>>>
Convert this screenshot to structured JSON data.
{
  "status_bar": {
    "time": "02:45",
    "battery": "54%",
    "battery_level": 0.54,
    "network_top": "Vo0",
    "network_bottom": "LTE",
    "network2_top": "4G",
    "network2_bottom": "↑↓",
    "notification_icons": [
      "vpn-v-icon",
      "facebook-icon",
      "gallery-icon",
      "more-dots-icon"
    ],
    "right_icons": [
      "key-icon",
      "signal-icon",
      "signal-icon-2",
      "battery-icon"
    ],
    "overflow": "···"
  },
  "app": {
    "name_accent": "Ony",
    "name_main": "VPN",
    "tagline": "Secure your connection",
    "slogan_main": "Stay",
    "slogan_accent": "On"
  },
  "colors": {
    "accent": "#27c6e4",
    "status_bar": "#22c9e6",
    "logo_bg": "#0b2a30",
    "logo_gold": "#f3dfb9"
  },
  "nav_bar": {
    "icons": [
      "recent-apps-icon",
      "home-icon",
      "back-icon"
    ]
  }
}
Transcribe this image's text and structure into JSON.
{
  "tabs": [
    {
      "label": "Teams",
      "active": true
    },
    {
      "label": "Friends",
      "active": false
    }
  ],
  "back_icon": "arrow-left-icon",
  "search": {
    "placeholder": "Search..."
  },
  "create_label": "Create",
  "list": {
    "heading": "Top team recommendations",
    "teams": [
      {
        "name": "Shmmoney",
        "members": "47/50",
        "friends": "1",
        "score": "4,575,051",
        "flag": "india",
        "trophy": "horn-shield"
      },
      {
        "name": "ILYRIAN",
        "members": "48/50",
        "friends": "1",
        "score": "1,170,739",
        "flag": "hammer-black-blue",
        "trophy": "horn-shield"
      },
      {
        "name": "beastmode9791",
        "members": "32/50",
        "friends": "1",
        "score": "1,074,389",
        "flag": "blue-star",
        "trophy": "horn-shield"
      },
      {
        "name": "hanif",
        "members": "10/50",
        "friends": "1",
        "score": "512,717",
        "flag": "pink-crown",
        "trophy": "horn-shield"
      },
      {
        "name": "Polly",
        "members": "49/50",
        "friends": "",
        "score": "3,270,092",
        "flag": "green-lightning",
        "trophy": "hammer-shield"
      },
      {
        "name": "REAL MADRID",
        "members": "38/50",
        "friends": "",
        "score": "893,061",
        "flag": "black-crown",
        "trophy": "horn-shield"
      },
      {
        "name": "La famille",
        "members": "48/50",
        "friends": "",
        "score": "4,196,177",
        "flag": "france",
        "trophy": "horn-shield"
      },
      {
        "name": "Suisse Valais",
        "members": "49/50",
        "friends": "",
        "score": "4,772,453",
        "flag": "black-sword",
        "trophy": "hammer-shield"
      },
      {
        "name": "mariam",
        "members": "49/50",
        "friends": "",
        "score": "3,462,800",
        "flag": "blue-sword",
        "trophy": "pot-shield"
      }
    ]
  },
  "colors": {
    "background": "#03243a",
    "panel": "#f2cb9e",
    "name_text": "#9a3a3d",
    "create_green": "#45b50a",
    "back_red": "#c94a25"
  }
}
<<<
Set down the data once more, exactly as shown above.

Convert this screenshot to structured JSON data.
{
  "status_bar": {
    "time": "02:45",
    "battery": "54%",
    "battery_level": 0.54,
    "network_top": "Vo0",
    "network_bottom": "LTE",
    "network2_top": "4G",
    "network2_bottom": "↑↓",
    "notification_icons": [
      "vpn-v-icon",
      "facebook-icon",
      "gallery-icon",
      "more-dots-icon"
    ],
    "right_icons": [
      "key-icon",
      "signal-icon",
      "signal-icon-2",
      "battery-icon"
    ],
    "overflow": "···"
  },
  "app": {
    "name_accent": "Ony",
    "name_main": "VPN",
    "tagline": "Secure your connection",
    "slogan_main": "Stay",
    "slogan_accent": "On"
  },
  "colors": {
    "accent": "#27c6e4",
    "status_bar": "#22c9e6",
    "logo_bg": "#0b2a30",
    "logo_gold": "#f3dfb9"
  },
  "nav_bar": {
    "icons": [
      "recent-apps-icon",
      "home-icon",
      "back-icon"
    ]
  }
}
Transcribe this image's text and structure into JSON.
{
  "tabs": [
    {
      "label": "Teams",
      "active": true
    },
    {
      "label": "Friends",
      "active": false
    }
  ],
  "back_icon": "arrow-left-icon",
  "search": {
    "placeholder": "Search..."
  },
  "create_label": "Create",
  "list": {
    "heading": "Top team recommendations",
    "teams": [
      {
        "name": "Shmmoney",
        "members": "47/50",
        "friends": "1",
        "score": "4,575,051",
        "flag": "india",
        "trophy": "horn-shield"
      },
      {
        "name": "ILYRIAN",
        "members": "48/50",
        "friends": "1",
        "score": "1,170,739",
        "flag": "hammer-black-blue",
        "trophy": "horn-shield"
      },
      {
        "name": "beastmode9791",
        "members": "32/50",
        "friends": "1",
        "score": "1,074,389",
        "flag": "blue-star",
        "trophy": "horn-shield"
      },
      {
        "name": "hanif",
        "members": "10/50",
        "friends": "1",
        "score": "512,717",
        "flag": "pink-crown",
        "trophy": "horn-shield"
      },
      {
        "name": "Polly",
        "members": "49/50",
        "friends": "",
        "score": "3,270,092",
        "flag": "green-lightning",
        "trophy": "hammer-shield"
      },
      {
        "name": "REAL MADRID",
        "members": "38/50",
        "friends": "",
        "score": "893,061",
        "flag": "black-crown",
        "trophy": "horn-shield"
      },
      {
        "name": "La famille",
        "members": "48/50",
        "friends": "",
        "score": "4,196,177",
        "flag": "france",
        "trophy": "horn-shield"
      },
      {
        "name": "Suisse Valais",
        "members": "49/50",
        "friends": "",
        "score": "4,772,453",
        "flag": "black-sword",
        "trophy": "hammer-shield"
      },
      {
        "name": "mariam",
        "members": "49/50",
        "friends": "",
        "score": "3,462,800",
        "flag": "blue-sword",
        "trophy": "pot-shield"
      }
    ]
  },
  "colors": {
    "background": "#03243a",
    "panel": "#f2cb9e",
    "name_text": "#9a3a3d",
    "create_green": "#45b50a",
    "back_red": "#c94a25"
  }
}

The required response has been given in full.